* TASK TO CARRY OUT:
Output, exactly and in full, the entries that appear below.

(Beginning of AVAILABLE RECORDS)

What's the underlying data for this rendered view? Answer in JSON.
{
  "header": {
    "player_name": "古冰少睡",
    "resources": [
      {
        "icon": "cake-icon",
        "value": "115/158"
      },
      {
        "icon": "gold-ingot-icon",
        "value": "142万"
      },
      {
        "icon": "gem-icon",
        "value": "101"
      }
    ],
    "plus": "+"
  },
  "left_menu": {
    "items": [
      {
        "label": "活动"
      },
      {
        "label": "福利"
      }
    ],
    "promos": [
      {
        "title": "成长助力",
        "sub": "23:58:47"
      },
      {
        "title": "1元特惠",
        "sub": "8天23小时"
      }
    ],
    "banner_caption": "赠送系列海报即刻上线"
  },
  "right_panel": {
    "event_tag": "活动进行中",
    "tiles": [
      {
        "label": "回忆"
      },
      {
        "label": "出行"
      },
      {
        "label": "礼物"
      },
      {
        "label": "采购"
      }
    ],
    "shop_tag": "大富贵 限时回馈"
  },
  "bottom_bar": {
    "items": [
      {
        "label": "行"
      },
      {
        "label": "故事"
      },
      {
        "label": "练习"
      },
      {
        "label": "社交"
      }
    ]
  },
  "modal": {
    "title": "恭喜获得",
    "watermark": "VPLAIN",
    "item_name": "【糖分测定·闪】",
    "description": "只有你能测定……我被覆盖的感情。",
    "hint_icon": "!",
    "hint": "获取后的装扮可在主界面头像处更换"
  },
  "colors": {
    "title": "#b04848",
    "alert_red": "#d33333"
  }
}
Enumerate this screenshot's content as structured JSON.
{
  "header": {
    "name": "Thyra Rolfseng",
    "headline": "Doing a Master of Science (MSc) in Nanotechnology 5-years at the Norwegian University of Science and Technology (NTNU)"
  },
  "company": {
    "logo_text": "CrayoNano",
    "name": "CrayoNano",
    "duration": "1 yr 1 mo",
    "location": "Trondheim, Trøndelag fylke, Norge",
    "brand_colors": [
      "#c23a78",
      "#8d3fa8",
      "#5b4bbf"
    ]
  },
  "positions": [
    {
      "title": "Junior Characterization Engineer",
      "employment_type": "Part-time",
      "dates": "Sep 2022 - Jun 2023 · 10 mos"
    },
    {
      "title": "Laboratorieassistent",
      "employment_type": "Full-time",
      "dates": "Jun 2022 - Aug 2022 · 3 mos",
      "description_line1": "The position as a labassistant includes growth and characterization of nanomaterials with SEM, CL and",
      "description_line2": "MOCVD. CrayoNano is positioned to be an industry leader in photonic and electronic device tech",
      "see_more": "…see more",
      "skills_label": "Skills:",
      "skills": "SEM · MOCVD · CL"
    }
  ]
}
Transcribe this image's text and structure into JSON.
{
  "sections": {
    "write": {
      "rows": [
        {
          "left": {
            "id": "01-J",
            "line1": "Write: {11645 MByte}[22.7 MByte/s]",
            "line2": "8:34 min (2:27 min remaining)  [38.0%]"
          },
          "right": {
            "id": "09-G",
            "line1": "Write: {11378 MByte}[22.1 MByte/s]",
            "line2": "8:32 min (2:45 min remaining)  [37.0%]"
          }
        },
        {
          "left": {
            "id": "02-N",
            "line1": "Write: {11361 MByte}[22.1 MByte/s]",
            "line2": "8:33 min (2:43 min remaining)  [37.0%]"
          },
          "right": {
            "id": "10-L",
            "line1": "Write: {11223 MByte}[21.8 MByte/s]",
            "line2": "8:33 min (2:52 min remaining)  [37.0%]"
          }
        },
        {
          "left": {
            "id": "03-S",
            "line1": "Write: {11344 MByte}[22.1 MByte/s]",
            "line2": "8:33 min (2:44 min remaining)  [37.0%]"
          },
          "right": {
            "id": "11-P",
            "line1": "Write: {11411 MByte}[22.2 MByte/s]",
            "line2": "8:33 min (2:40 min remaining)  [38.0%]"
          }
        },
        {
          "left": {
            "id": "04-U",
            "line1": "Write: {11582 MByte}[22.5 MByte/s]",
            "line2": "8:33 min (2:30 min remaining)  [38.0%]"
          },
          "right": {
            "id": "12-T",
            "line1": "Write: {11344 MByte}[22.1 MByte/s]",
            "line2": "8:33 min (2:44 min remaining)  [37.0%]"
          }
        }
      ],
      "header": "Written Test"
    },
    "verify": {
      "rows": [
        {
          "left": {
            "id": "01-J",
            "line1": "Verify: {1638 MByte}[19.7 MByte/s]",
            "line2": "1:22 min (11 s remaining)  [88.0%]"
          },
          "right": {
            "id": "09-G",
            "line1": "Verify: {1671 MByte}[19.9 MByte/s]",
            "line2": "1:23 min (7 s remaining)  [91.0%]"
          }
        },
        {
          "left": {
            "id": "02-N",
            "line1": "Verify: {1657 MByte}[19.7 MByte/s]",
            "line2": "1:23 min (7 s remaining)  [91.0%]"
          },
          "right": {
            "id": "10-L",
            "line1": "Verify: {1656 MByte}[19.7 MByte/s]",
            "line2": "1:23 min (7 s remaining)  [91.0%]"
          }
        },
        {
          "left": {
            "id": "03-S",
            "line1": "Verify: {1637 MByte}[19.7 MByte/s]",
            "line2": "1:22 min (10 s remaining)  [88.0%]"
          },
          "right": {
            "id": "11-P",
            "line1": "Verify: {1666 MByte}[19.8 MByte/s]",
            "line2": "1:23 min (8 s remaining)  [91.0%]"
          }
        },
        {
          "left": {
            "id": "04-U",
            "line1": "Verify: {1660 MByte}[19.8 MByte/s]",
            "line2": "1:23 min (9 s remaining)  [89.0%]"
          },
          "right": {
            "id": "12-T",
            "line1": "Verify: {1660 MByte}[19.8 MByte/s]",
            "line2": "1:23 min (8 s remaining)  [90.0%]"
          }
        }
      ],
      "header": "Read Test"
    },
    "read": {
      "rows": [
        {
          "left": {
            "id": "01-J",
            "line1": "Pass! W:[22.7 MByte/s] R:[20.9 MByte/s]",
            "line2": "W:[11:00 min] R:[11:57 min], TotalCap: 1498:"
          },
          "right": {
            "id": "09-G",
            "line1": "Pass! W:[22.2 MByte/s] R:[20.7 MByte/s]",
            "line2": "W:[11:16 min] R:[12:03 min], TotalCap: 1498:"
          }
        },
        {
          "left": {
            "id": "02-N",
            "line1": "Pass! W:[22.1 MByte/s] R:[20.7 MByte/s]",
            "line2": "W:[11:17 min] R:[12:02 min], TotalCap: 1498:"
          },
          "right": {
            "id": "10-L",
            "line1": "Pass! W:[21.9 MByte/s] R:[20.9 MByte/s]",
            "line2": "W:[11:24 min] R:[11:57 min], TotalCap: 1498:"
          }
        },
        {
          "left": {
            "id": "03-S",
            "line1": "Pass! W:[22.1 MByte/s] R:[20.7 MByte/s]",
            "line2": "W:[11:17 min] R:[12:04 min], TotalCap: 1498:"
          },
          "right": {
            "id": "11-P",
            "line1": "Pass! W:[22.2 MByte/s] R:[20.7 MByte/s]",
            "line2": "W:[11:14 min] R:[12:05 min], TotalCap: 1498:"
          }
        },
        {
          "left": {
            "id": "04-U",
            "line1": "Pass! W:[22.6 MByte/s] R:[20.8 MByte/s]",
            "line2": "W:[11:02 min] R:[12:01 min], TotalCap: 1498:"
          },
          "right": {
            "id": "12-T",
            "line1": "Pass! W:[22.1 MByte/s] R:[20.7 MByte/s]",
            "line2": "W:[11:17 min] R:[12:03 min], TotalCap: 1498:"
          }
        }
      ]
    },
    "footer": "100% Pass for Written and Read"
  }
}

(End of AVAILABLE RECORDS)

* TASK SOLUTION:
What's the underlying data for this rendered view? Answer in JSON.
{
  "header": {
    "player_name": "古冰少睡",
    "resources": [
      {
        "icon": "cake-icon",
        "value": "115/158"
      },
      {
        "icon": "gold-ingot-icon",
        "value": "142万"
      },
      {
        "icon": "gem-icon",
        "value": "101"
      }
    ],
    "plus": "+"
  },
  "left_menu": {
    "items": [
      {
        "label": "活动"
      },
      {
        "label": "福利"
      }
    ],
    "promos": [
      {
        "title": "成长助力",
        "sub": "23:58:47"
      },
      {
        "title": "1元特惠",
        "sub": "8天23小时"
      }
    ],
    "banner_caption": "赠送系列海报即刻上线"
  },
  "right_panel": {
    "event_tag": "活动进行中",
    "tiles": [
      {
        "label": "回忆"
      },
      {
        "label": "出行"
      },
      {
        "label": "礼物"
      },
      {
        "label": "采购"
      }
    ],
    "shop_tag": "大富贵 限时回馈"
  },
  "bottom_bar": {
    "items": [
      {
        "label": "行"
      },
      {
        "label": "故事"
      },
      {
        "label": "练习"
      },
      {
        "label": "社交"
      }
    ]
  },
  "modal": {
    "title": "恭喜获得",
    "watermark": "VPLAIN",
    "item_name": "【糖分测定·闪】",
    "description": "只有你能测定……我被覆盖的感情。",
    "hint_icon": "!",
    "hint": "获取后的装扮可在主界面头像处更换"
  },
  "colors": {
    "title": "#b04848",
    "alert_red": "#d33333"
  }
}
Enumerate this screenshot's content as structured JSON.
{
  "header": {
    "name": "Thyra Rolfseng",
    "headline": "Doing a Master of Science (MSc) in Nanotechnology 5-years at the Norwegian University of Science and Technology (NTNU)"
  },
  "company": {
    "logo_text": "CrayoNano",
    "name": "CrayoNano",
    "duration": "1 yr 1 mo",
    "location": "Trondheim, Trøndelag fylke, Norge",
    "brand_colors": [
      "#c23a78",
      "#8d3fa8",
      "#5b4bbf"
    ]
  },
  "positions": [
    {
      "title": "Junior Characterization Engineer",
      "employment_type": "Part-time",
      "dates": "Sep 2022 - Jun 2023 · 10 mos"
    },
    {
      "title": "Laboratorieassistent",
      "employment_type": "Full-time",
      "dates": "Jun 2022 - Aug 2022 · 3 mos",
      "description_line1": "The position as a labassistant includes growth and characterization of nanomaterials with SEM, CL and",
      "description_line2": "MOCVD. CrayoNano is positioned to be an industry leader in photonic and electronic device tech",
      "see_more": "…see more",
      "skills_label": "Skills:",
      "skills": "SEM · MOCVD · CL"
    }
  ]
}
Transcribe this image's text and structure into JSON.
{
  "sections": {
    "write": {
      "rows": [
        {
          "left": {
            "id": "01-J",
            "line1": "Write: {11645 MByte}[22.7 MByte/s]",
            "line2": "8:34 min (2:27 min remaining)  [38.0%]"
          },
          "right": {
            "id": "09-G",
            "line1": "Write: {11378 MByte}[22.1 MByte/s]",
            "line2": "8:32 min (2:45 min remaining)  [37.0%]"
          }
        },
        {
          "left": {
            "id": "02-N",
            "line1": "Write: {11361 MByte}[22.1 MByte/s]",
            "line2": "8:33 min (2:43 min remaining)  [37.0%]"
          },
          "right": {
            "id": "10-L",
            "line1": "Write: {11223 MByte}[21.8 MByte/s]",
            "line2": "8:33 min (2:52 min remaining)  [37.0%]"
          }
        },
        {
          "left": {
            "id": "03-S",
            "line1": "Write: {11344 MByte}[22.1 MByte/s]",
            "line2": "8:33 min (2:44 min remaining)  [37.0%]"
          },
          "right": {
            "id": "11-P",
            "line1": "Write: {11411 MByte}[22.2 MByte/s]",
            "line2": "8:33 min (2:40 min remaining)  [38.0%]"
          }
        },
        {
          "left": {
            "id": "04-U",
            "line1": "Write: {11582 MByte}[22.5 MByte/s]",
            "line2": "8:33 min (2:30 min remaining)  [38.0%]"
          },
          "right": {
            "id": "12-T",
            "line1": "Write: {11344 MByte}[22.1 MByte/s]",
            "line2": "8:33 min (2:44 min remaining)  [37.0%]"
          }
        }
      ],
      "header": "Written Test"
    },
    "verify": {
      "rows": [
        {
          "left": {
            "id": "01-J",
            "line1": "Verify: {1638 MByte}[19.7 MByte/s]",
            "line2": "1:22 min (11 s remaining)  [88.0%]"
          },
          "right": {
            "id": "09-G",
            "line1": "Verify: {1671 MByte}[19.9 MByte/s]",
            "line2": "1:23 min (7 s remaining)  [91.0%]"
          }
        },
        {
          "left": {
            "id": "02-N",
            "line1": "Verify: {1657 MByte}[19.7 MByte/s]",
            "line2": "1:23 min (7 s remaining)  [91.0%]"
          },
          "right": {
            "id": "10-L",
            "line1": "Verify: {1656 MByte}[19.7 MByte/s]",
            "line2": "1:23 min (7 s remaining)  [91.0%]"
          }
        },
        {
          "left": {
            "id": "03-S",
            "line1": "Verify: {1637 MByte}[19.7 MByte/s]",
            "line2": "1:22 min (10 s remaining)  [88.0%]"
          },
          "right": {
            "id": "11-P",
            "line1": "Verify: {1666 MByte}[19.8 MByte/s]",
            "line2": "1:23 min (8 s remaining)  [91.0%]"
          }
        },
        {
          "left": {
            "id": "04-U",
            "line1": "Verify: {1660 MByte}[19.8 MByte/s]",
            "line2": "1:23 min (9 s remaining)  [89.0%]"
          },
          "right": {
            "id": "12-T",
            "line1": "Verify: {1660 MByte}[19.8 MByte/s]",
            "line2": "1:23 min (8 s remaining)  [90.0%]"
          }
        }
      ],
      "header": "Read Test"
    },
    "read": {
      "rows": [
        {
          "left": {
            "id": "01-J",
            "line1": "Pass! W:[22.7 MByte/s] R:[20.9 MByte/s]",
            "line2": "W:[11:00 min] R:[11:57 min], TotalCap: 1498:"
          },
          "right": {
            "id": "09-G",
            "line1": "Pass! W:[22.2 MByte/s] R:[20.7 MByte/s]",
            "line2": "W:[11:16 min] R:[12:03 min], TotalCap: 1498:"
          }
        },
        {
          "left": {
            "id": "02-N",
            "line1": "Pass! W:[22.1 MByte/s] R:[20.7 MByte/s]",
            "line2": "W:[11:17 min] R:[12:02 min], TotalCap: 1498:"
          },
          "right": {
            "id": "10-L",
            "line1": "Pass! W:[21.9 MByte/s] R:[20.9 MByte/s]",
            "line2": "W:[11:24 min] R:[11:57 min], TotalCap: 1498:"
          }
        },
        {
          "left": {
            "id": "03-S",
            "line1": "Pass! W:[22.1 MByte/s] R:[20.7 MByte/s]",
            "line2": "W:[11:17 min] R:[12:04 min], TotalCap: 1498:"
          },
          "right": {
            "id": "11-P",
            "line1": "Pass! W:[22.2 MByte/s] R:[20.7 MByte/s]",
            "line2": "W:[11:14 min] R:[12:05 min], TotalCap: 1498:"
          }
        },
        {
          "left": {
            "id": "04-U",
            "line1": "Pass! W:[22.6 MByte/s] R:[20.8 MByte/s]",
            "line2": "W:[11:02 min] R:[12:01 min], TotalCap: 1498:"
          },
          "right": {
            "id": "12-T",
            "line1": "Pass! W:[22.1 MByte/s] R:[20.7 MByte/s]",
            "line2": "W:[11:17 min] R:[12:03 min], TotalCap: 1498:"
          }
        }
      ]
    },
    "footer": "100% Pass for Written and Read"
  }
}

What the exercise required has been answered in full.